New radiation technology adapts in real time to the tumor's movements during treatment
Previously, radiation technology has been used to monitor movements in the body. In turn the radiation is switched off if it falls outside the acceptable limit. With the new tech, however, the radiation field instead follows the movement of the body and does not need to be switched off. The technology, called Synchrony, was used for the first time during radiation treatment at Skåne University Hospital in early October. Thus far the addition has been successful.
“So far, we have used the new technology for radiotherapy on one of our patients who has prostate cancer. We are continuously evaluating the technology while working to gradually use it more on patients who have tumors located in a complicated spot. The plan is to also use the technology in the treatment of other forms of cancer in the future”, says Per Munck Af Rosenschöld, medical physicist and manager at the Radiotherapy Physics Unit at Skåne University Hospital.
Tumors can move during radiation therapy
Each year, approximately 4,500 patients are treated with radiation therapy at Skåne University Hospital in Lund. Radiation treatment is usually divided into several sessions and patients who are to be treated with radiation undergo computed tomography or magnetic resonance imaging, in accordance with their treatment. At each radiation treatment session, X-ray imaging is carried out to aim the beam at the targeted area of the body.
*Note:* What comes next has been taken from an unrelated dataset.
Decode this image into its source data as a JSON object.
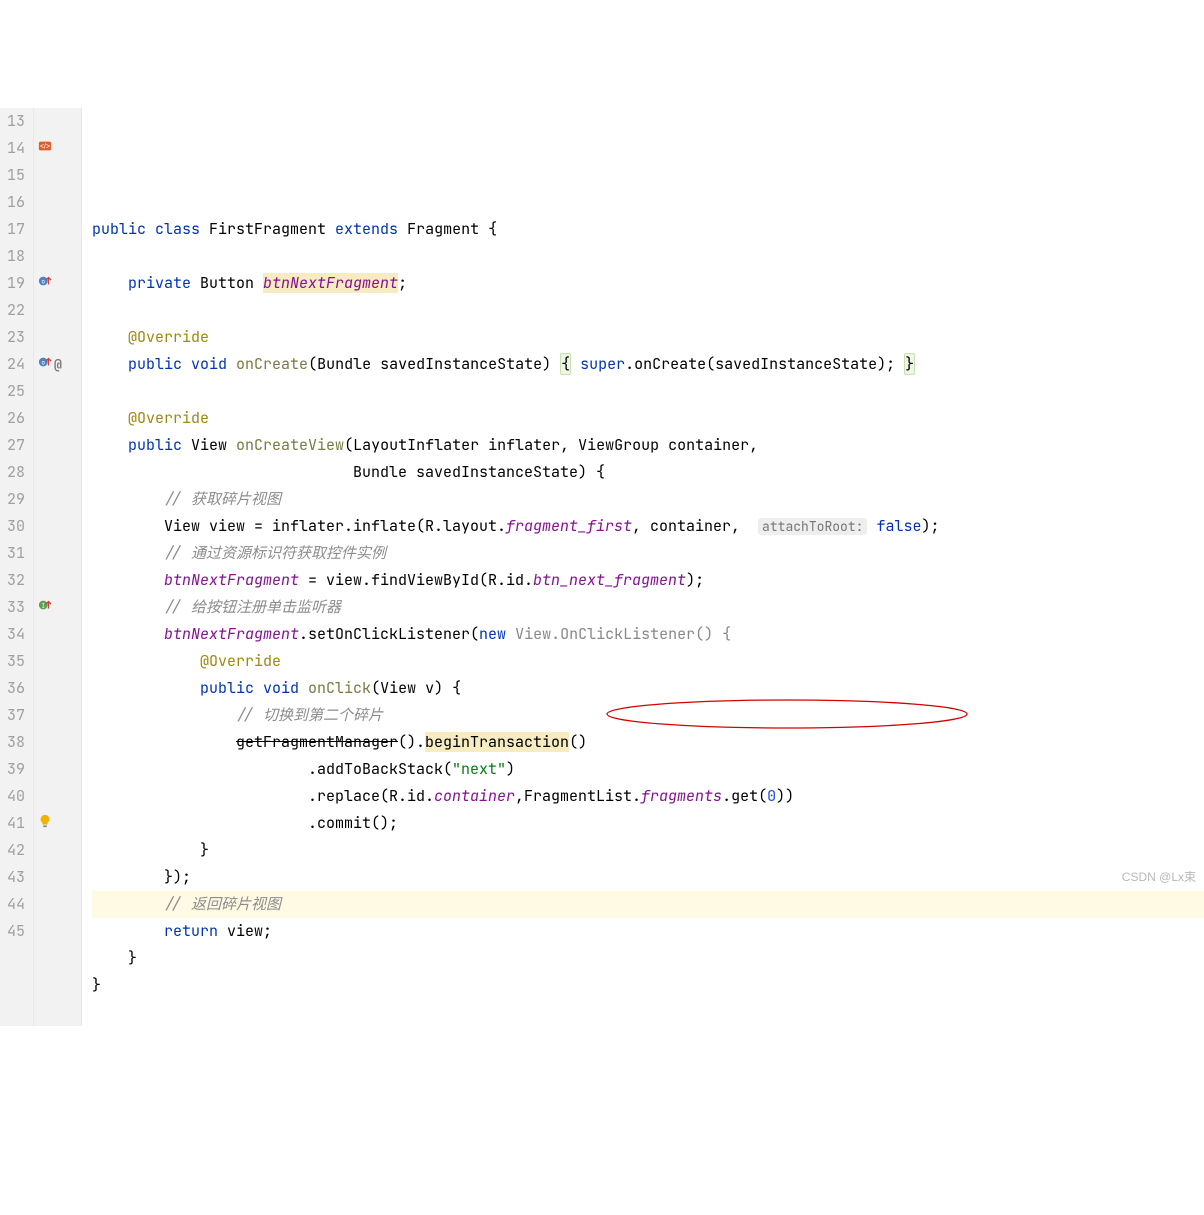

To compensate for the fact that the tumor may move during the treatment, extra margins are added, which means that the radiation field is made larger.
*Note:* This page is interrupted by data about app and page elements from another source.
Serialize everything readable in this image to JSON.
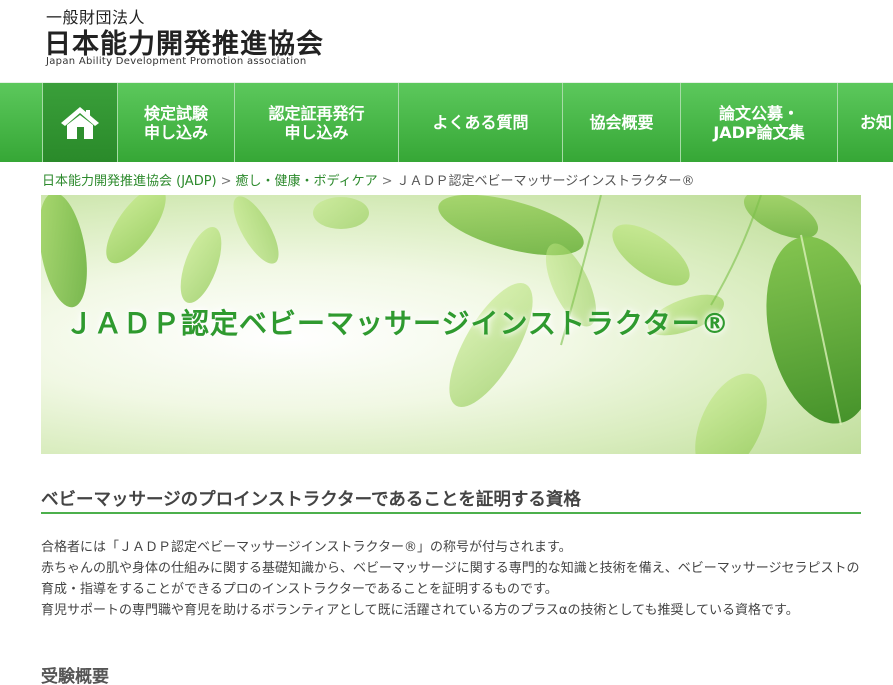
{
  "header": {
    "org_top": "一般財団法人",
    "org_main": "日本能力開発推進協会",
    "org_en": "Japan Ability Development Promotion association"
  },
  "nav": {
    "home_icon": "house-icon",
    "items": [
      {
        "line1": "検定試験",
        "line2": "申し込み"
      },
      {
        "line1": "認定証再発行",
        "line2": "申し込み"
      },
      {
        "line1": "よくある質問",
        "line2": ""
      },
      {
        "line1": "協会概要",
        "line2": ""
      },
      {
        "line1": "論文公募・",
        "line2": "JADP論文集"
      },
      {
        "line1": "お知",
        "line2": ""
      }
    ]
  },
  "breadcrumb": {
    "items": [
      "日本能力開発推進協会 (JADP)",
      "癒し・健康・ボディケア",
      "ＪＡＤＰ認定ベビーマッサージインストラクター®"
    ],
    "separator": ">"
  },
  "banner": {
    "title": "ＪＡＤＰ認定ベビーマッサージインストラクター®"
  },
  "content": {
    "section_title": "ベビーマッサージのプロインストラクターであることを証明する資格",
    "paragraphs": [
      "合格者には「ＪＡＤＰ認定ベビーマッサージインストラクター®」の称号が付与されます。",
      "赤ちゃんの肌や身体の仕組みに関する基礎知識から、ベビーマッサージに関する専門的な知識と技術を備え、ベビーマッサージセラピストの育成・指導をすることができるプロのインストラクターであることを証明するものです。",
      "育児サポートの専門職や育児を助けるボランティアとして既に活躍されている方のプラスαの技術としても推奨している資格です。"
    ],
    "subheading": "受験概要"
  },
  "colors": {
    "nav_green": "#36a736",
    "link_green": "#2d8a2d",
    "banner_title": "#2f9a2f",
    "rule_green": "#4cb04c"
  }
}
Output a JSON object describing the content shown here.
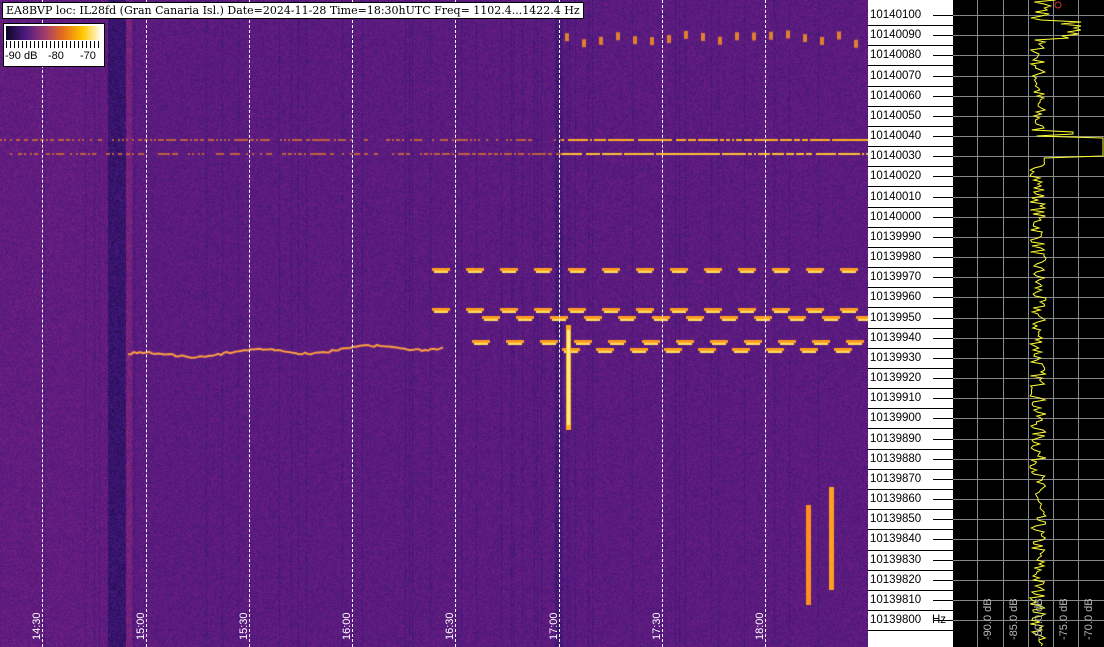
{
  "header": {
    "title": "EA8BVP loc: IL28fd (Gran Canaria Isl.) Date=2024-11-28 Time=18:30hUTC Freq= 1102.4...1422.4 Hz"
  },
  "legend": {
    "labels": [
      "-90 dB",
      "-80",
      "-70"
    ]
  },
  "time_axis": {
    "labels": [
      "14:30",
      "15:00",
      "15:30",
      "16:00",
      "16:30",
      "17:00",
      "17:30",
      "18:00"
    ]
  },
  "freq_axis": {
    "labels": [
      "10140100",
      "10140090",
      "10140080",
      "10140070",
      "10140060",
      "10140050",
      "10140040",
      "10140030",
      "10140020",
      "10140010",
      "10140000",
      "10139990",
      "10139980",
      "10139970",
      "10139960",
      "10139950",
      "10139940",
      "10139930",
      "10139920",
      "10139910",
      "10139900",
      "10139890",
      "10139880",
      "10139870",
      "10139860",
      "10139850",
      "10139840",
      "10139830",
      "10139820",
      "10139810",
      "10139800"
    ],
    "unit": "Hz"
  },
  "spectrum_panel": {
    "db_labels": [
      "-90.0 dB",
      "-85.0 dB",
      "-80.0 dB",
      "-75.0 dB",
      "-70.0 dB"
    ],
    "trace_color": "#ffff33",
    "grid_color": "#888888"
  }
}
X-ray images in real time
The new technology makes it possible to take X-rays while the radiation treatment is in progress, calculate the position of the tumor and adjust the radiation field to the new position without turning off the radiation. The patient's breathing can also be followed to further obtain a real-time model of how the tumor moves.
According to Petronella Lannerheim, oncology nurse at Skåne University Hospital, this means that certain types of tumors that move during treatment can be irradiated with higher precision than before, thus avoiding that surrounding tissue receives unnecessary radiation during treatment.
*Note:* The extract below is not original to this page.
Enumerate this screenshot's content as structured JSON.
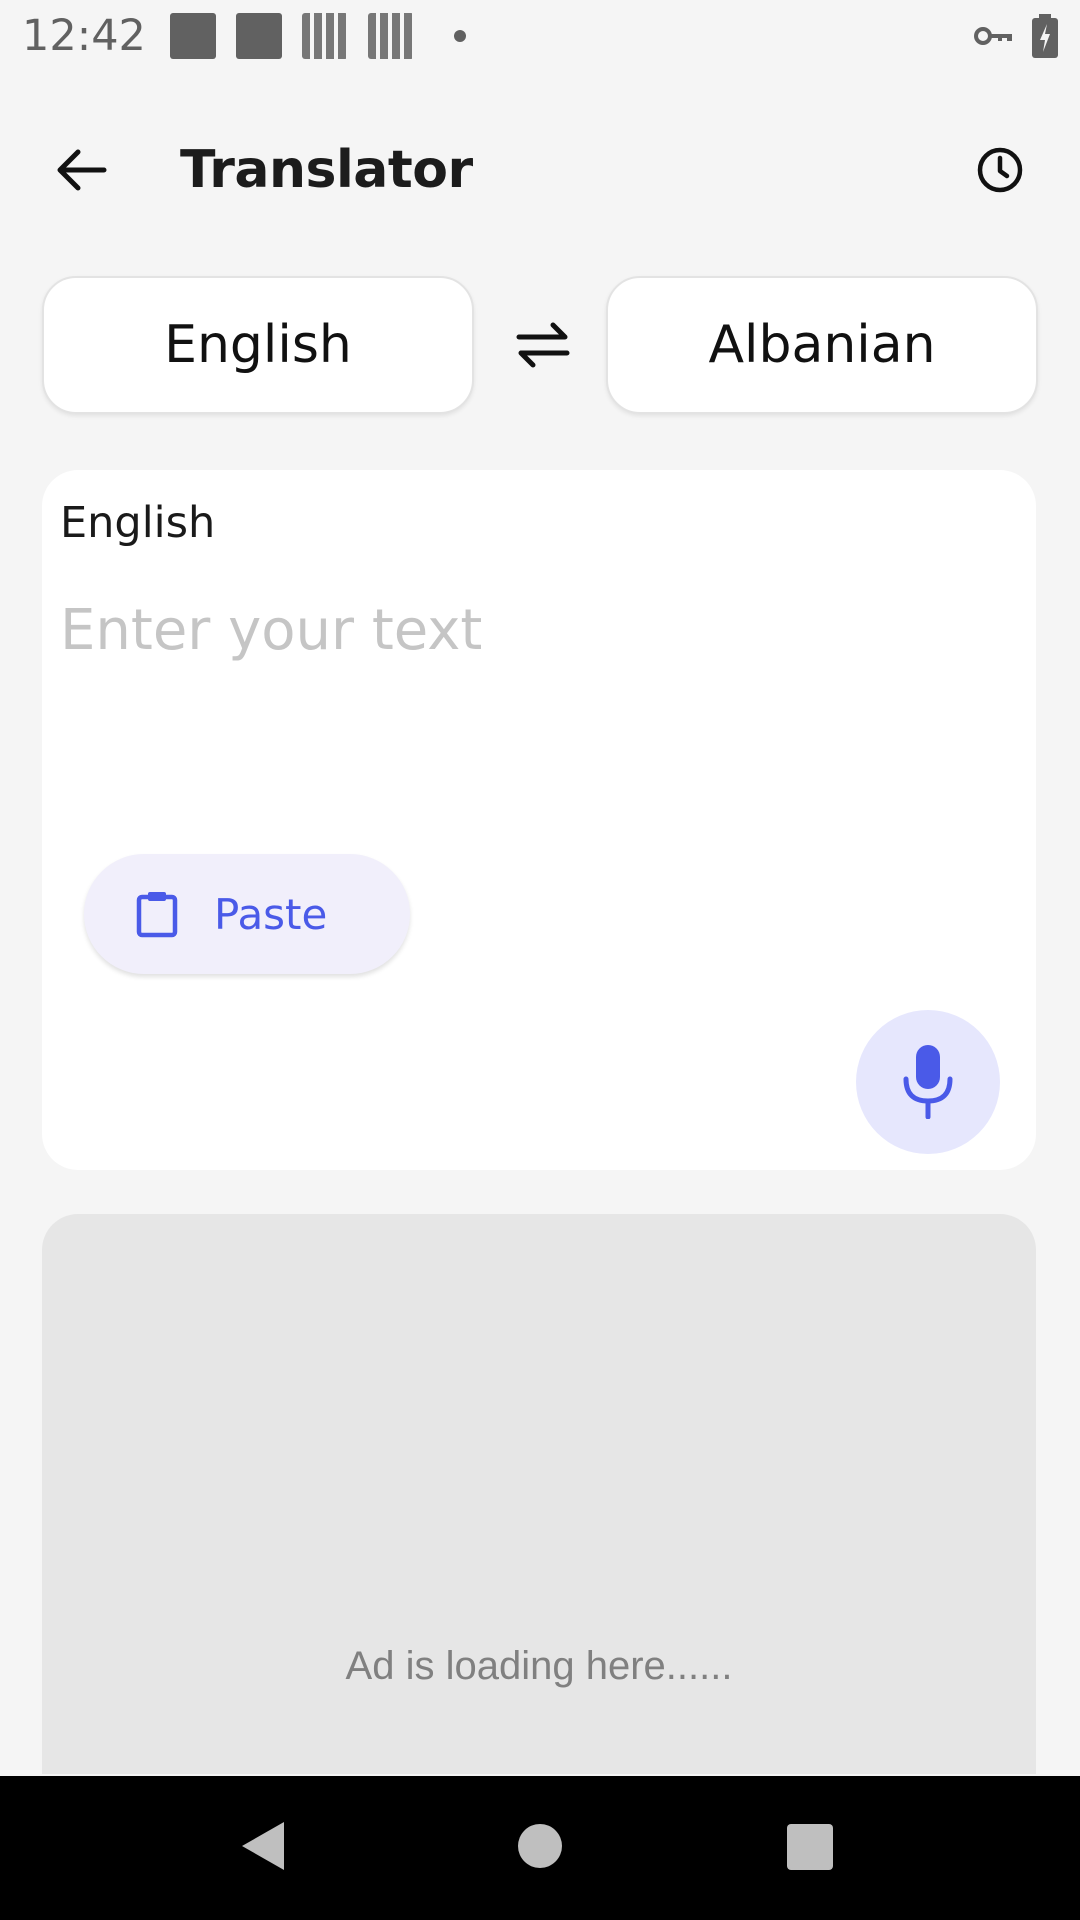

“We are not there yet, but the technology is being tested, in the long run it means we could reduce the risk of complications that can otherwise occur after radiation treatment, such as intestinal problems. Ultimately, this technology can contribute to improved quality of life for the patient”, Petronella Lannerheim says.
Paradigm shift in radiation technology
Because the radiation has higher precision, the technique is useful primarily on tumors that move while treatment is ongoing, as well as in radiation-sensitive tissue, in the vicinity of the tumor. Examples of this are certain types of prostate cancer, less extensive lung cancer and occasional metastases in the lung.
“The technology involves a paradigm shift where we take a step from traditional radiation technology with static treatments, to adaptable treatments that are shaped in real time according to the position of the tumor during ongoing treatment. Region Skåne has allocated research funds to further push the development of real-time radiotherapy and to further investigate the precision and possibilities of the technology”, says André Änghede Haraldsson, medical physicist at the Radiotherapy Physics Unit.